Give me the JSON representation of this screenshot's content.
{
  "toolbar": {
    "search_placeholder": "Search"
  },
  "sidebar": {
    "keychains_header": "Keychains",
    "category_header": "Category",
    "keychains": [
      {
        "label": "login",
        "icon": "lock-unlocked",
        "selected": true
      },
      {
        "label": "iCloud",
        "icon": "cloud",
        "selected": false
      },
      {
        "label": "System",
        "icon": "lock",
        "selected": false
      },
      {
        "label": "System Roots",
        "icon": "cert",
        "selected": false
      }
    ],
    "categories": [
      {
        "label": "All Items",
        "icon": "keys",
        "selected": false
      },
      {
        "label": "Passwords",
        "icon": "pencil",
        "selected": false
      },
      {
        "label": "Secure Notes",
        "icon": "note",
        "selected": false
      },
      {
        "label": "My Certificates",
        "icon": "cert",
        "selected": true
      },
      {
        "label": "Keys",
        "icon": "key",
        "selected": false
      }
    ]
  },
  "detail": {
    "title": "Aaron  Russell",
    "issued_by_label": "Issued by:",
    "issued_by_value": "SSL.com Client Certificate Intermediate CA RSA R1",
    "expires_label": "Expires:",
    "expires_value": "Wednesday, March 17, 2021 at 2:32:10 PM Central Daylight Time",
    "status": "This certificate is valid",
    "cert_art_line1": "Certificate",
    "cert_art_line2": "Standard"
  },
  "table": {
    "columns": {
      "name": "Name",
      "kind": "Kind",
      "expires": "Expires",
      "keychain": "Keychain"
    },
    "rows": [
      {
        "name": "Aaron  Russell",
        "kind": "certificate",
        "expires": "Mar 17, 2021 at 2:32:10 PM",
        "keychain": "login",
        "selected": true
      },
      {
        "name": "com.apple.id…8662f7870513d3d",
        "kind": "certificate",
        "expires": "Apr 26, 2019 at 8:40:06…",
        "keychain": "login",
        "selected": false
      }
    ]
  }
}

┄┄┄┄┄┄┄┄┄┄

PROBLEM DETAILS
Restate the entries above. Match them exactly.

EXPECTED ANSWER
Give me the JSON representation of this screenshot's content.
{
  "toolbar": {
    "search_placeholder": "Search"
  },
  "sidebar": {
    "keychains_header": "Keychains",
    "category_header": "Category",
    "keychains": [
      {
        "label": "login",
        "icon": "lock-unlocked",
        "selected": true
      },
      {
        "label": "iCloud",
        "icon": "cloud",
        "selected": false
      },
      {
        "label": "System",
        "icon": "lock",
        "selected": false
      },
      {
        "label": "System Roots",
        "icon": "cert",
        "selected": false
      }
    ],
    "categories": [
      {
        "label": "All Items",
        "icon": "keys",
        "selected": false
      },
      {
        "label": "Passwords",
        "icon": "pencil",
        "selected": false
      },
      {
        "label": "Secure Notes",
        "icon": "note",
        "selected": false
      },
      {
        "label": "My Certificates",
        "icon": "cert",
        "selected": true
      },
      {
        "label": "Keys",
        "icon": "key",
        "selected": false
      }
    ]
  },
  "detail": {
    "title": "Aaron  Russell",
    "issued_by_label": "Issued by:",
    "issued_by_value": "SSL.com Client Certificate Intermediate CA RSA R1",
    "expires_label": "Expires:",
    "expires_value": "Wednesday, March 17, 2021 at 2:32:10 PM Central Daylight Time",
    "status": "This certificate is valid",
    "cert_art_line1": "Certificate",
    "cert_art_line2": "Standard"
  },
  "table": {
    "columns": {
      "name": "Name",
      "kind": "Kind",
      "expires": "Expires",
      "keychain": "Keychain"
    },
    "rows": [
      {
        "name": "Aaron  Russell",
        "kind": "certificate",
        "expires": "Mar 17, 2021 at 2:32:10 PM",
        "keychain": "login",
        "selected": true
      },
      {
        "name": "com.apple.id…8662f7870513d3d",
        "kind": "certificate",
        "expires": "Apr 26, 2019 at 8:40:06…",
        "keychain": "login",
        "selected": false
      }
    ]
  }
}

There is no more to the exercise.